### WHAT YOU WILL DO
Set down the data below once more, precisely as it reads.

### App and web page records
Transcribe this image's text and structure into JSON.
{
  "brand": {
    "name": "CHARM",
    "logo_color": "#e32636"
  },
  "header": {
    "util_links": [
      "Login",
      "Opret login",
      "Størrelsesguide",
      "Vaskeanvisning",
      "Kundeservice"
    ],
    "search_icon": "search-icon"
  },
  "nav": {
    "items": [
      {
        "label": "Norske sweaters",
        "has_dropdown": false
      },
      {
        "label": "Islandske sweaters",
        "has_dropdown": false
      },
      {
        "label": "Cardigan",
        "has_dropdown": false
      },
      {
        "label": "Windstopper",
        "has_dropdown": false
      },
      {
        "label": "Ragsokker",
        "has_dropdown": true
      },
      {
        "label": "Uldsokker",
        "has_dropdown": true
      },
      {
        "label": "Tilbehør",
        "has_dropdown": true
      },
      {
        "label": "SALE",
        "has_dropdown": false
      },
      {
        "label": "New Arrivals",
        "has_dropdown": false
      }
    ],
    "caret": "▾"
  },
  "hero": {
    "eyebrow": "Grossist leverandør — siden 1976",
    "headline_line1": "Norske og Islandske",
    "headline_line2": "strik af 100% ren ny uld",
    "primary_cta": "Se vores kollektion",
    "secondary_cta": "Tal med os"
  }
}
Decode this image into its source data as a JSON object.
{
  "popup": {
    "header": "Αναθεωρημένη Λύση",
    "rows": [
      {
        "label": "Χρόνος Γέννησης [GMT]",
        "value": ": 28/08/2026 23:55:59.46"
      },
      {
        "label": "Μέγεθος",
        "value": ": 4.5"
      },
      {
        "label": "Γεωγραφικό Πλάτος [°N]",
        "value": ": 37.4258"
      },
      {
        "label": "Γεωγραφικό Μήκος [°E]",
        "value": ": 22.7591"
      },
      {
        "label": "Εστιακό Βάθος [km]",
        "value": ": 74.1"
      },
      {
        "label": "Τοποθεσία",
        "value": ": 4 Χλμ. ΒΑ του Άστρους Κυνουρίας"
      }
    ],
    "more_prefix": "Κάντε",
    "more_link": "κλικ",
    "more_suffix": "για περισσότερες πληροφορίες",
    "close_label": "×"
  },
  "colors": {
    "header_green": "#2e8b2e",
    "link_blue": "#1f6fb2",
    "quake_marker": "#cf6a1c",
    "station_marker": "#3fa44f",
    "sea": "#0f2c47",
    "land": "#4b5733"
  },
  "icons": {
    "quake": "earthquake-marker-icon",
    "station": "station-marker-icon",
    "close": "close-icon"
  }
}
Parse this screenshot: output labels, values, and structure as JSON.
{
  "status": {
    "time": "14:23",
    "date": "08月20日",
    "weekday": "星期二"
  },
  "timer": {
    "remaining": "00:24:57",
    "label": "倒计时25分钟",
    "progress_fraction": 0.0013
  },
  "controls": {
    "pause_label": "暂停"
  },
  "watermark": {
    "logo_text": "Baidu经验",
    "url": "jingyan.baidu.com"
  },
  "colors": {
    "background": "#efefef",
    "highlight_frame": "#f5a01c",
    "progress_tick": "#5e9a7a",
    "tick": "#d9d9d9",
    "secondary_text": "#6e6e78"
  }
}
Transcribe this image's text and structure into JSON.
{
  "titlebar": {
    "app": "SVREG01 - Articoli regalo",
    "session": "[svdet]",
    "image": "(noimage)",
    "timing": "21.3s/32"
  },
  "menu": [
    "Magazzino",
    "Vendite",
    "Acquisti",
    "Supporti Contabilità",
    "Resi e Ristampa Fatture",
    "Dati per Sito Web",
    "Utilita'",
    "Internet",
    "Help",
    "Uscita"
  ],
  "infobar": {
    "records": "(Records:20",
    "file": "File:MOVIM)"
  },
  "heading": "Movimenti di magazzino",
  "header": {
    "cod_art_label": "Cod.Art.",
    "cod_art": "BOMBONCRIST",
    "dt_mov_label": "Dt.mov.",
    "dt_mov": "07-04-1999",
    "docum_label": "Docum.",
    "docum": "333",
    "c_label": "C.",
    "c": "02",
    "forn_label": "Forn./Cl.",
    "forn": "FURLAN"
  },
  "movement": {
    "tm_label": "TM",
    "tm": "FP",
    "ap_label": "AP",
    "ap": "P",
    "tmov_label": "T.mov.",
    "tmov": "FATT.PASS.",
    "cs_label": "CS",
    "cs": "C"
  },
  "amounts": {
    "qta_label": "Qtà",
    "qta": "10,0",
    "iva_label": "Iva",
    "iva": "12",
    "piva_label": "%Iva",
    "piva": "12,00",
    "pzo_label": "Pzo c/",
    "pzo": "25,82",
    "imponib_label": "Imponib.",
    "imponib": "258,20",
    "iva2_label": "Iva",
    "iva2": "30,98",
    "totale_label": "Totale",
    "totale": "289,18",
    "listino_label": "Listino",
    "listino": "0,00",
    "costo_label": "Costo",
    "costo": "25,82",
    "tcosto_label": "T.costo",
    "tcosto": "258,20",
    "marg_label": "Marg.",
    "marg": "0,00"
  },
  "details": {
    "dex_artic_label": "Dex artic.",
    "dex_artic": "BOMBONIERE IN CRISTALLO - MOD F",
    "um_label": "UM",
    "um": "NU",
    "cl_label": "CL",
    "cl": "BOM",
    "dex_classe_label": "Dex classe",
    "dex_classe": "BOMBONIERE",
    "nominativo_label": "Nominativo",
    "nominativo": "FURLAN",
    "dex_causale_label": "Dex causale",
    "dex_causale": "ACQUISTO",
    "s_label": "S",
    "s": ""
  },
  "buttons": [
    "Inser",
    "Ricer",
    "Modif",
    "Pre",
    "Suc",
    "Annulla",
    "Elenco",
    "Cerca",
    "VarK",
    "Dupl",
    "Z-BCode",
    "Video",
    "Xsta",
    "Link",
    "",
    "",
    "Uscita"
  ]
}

### RESULT OF THIS EXERCISE
Transcribe this image's text and structure into JSON.
{
  "brand": {
    "name": "CHARM",
    "logo_color": "#e32636"
  },
  "header": {
    "util_links": [
      "Login",
      "Opret login",
      "Størrelsesguide",
      "Vaskeanvisning",
      "Kundeservice"
    ],
    "search_icon": "search-icon"
  },
  "nav": {
    "items": [
      {
        "label": "Norske sweaters",
        "has_dropdown": false
      },
      {
        "label": "Islandske sweaters",
        "has_dropdown": false
      },
      {
        "label": "Cardigan",
        "has_dropdown": false
      },
      {
        "label": "Windstopper",
        "has_dropdown": false
      },
      {
        "label": "Ragsokker",
        "has_dropdown": true
      },
      {
        "label": "Uldsokker",
        "has_dropdown": true
      },
      {
        "label": "Tilbehør",
        "has_dropdown": true
      },
      {
        "label": "SALE",
        "has_dropdown": false
      },
      {
        "label": "New Arrivals",
        "has_dropdown": false
      }
    ],
    "caret": "▾"
  },
  "hero": {
    "eyebrow": "Grossist leverandør — siden 1976",
    "headline_line1": "Norske og Islandske",
    "headline_line2": "strik af 100% ren ny uld",
    "primary_cta": "Se vores kollektion",
    "secondary_cta": "Tal med os"
  }
}
Decode this image into its source data as a JSON object.
{
  "popup": {
    "header": "Αναθεωρημένη Λύση",
    "rows": [
      {
        "label": "Χρόνος Γέννησης [GMT]",
        "value": ": 28/08/2026 23:55:59.46"
      },
      {
        "label": "Μέγεθος",
        "value": ": 4.5"
      },
      {
        "label": "Γεωγραφικό Πλάτος [°N]",
        "value": ": 37.4258"
      },
      {
        "label": "Γεωγραφικό Μήκος [°E]",
        "value": ": 22.7591"
      },
      {
        "label": "Εστιακό Βάθος [km]",
        "value": ": 74.1"
      },
      {
        "label": "Τοποθεσία",
        "value": ": 4 Χλμ. ΒΑ του Άστρους Κυνουρίας"
      }
    ],
    "more_prefix": "Κάντε",
    "more_link": "κλικ",
    "more_suffix": "για περισσότερες πληροφορίες",
    "close_label": "×"
  },
  "colors": {
    "header_green": "#2e8b2e",
    "link_blue": "#1f6fb2",
    "quake_marker": "#cf6a1c",
    "station_marker": "#3fa44f",
    "sea": "#0f2c47",
    "land": "#4b5733"
  },
  "icons": {
    "quake": "earthquake-marker-icon",
    "station": "station-marker-icon",
    "close": "close-icon"
  }
}
Parse this screenshot: output labels, values, and structure as JSON.
{
  "status": {
    "time": "14:23",
    "date": "08月20日",
    "weekday": "星期二"
  },
  "timer": {
    "remaining": "00:24:57",
    "label": "倒计时25分钟",
    "progress_fraction": 0.0013
  },
  "controls": {
    "pause_label": "暂停"
  },
  "watermark": {
    "logo_text": "Baidu经验",
    "url": "jingyan.baidu.com"
  },
  "colors": {
    "background": "#efefef",
    "highlight_frame": "#f5a01c",
    "progress_tick": "#5e9a7a",
    "tick": "#d9d9d9",
    "secondary_text": "#6e6e78"
  }
}
Transcribe this image's text and structure into JSON.
{
  "titlebar": {
    "app": "SVREG01 - Articoli regalo",
    "session": "[svdet]",
    "image": "(noimage)",
    "timing": "21.3s/32"
  },
  "menu": [
    "Magazzino",
    "Vendite",
    "Acquisti",
    "Supporti Contabilità",
    "Resi e Ristampa Fatture",
    "Dati per Sito Web",
    "Utilita'",
    "Internet",
    "Help",
    "Uscita"
  ],
  "infobar": {
    "records": "(Records:20",
    "file": "File:MOVIM)"
  },
  "heading": "Movimenti di magazzino",
  "header": {
    "cod_art_label": "Cod.Art.",
    "cod_art": "BOMBONCRIST",
    "dt_mov_label": "Dt.mov.",
    "dt_mov": "07-04-1999",
    "docum_label": "Docum.",
    "docum": "333",
    "c_label": "C.",
    "c": "02",
    "forn_label": "Forn./Cl.",
    "forn": "FURLAN"
  },
  "movement": {
    "tm_label": "TM",
    "tm": "FP",
    "ap_label": "AP",
    "ap": "P",
    "tmov_label": "T.mov.",
    "tmov": "FATT.PASS.",
    "cs_label": "CS",
    "cs": "C"
  },
  "amounts": {
    "qta_label": "Qtà",
    "qta": "10,0",
    "iva_label": "Iva",
    "iva": "12",
    "piva_label": "%Iva",
    "piva": "12,00",
    "pzo_label": "Pzo c/",
    "pzo": "25,82",
    "imponib_label": "Imponib.",
    "imponib": "258,20",
    "iva2_label": "Iva",
    "iva2": "30,98",
    "totale_label": "Totale",
    "totale": "289,18",
    "listino_label": "Listino",
    "listino": "0,00",
    "costo_label": "Costo",
    "costo": "25,82",
    "tcosto_label": "T.costo",
    "tcosto": "258,20",
    "marg_label": "Marg.",
    "marg": "0,00"
  },
  "details": {
    "dex_artic_label": "Dex artic.",
    "dex_artic": "BOMBONIERE IN CRISTALLO - MOD F",
    "um_label": "UM",
    "um": "NU",
    "cl_label": "CL",
    "cl": "BOM",
    "dex_classe_label": "Dex classe",
    "dex_classe": "BOMBONIERE",
    "nominativo_label": "Nominativo",
    "nominativo": "FURLAN",
    "dex_causale_label": "Dex causale",
    "dex_causale": "ACQUISTO",
    "s_label": "S",
    "s": ""
  },
  "buttons": [
    "Inser",
    "Ricer",
    "Modif",
    "Pre",
    "Suc",
    "Annulla",
    "Elenco",
    "Cerca",
    "VarK",
    "Dupl",
    "Z-BCode",
    "Video",
    "Xsta",
    "Link",
    "",
    "",
    "Uscita"
  ]
}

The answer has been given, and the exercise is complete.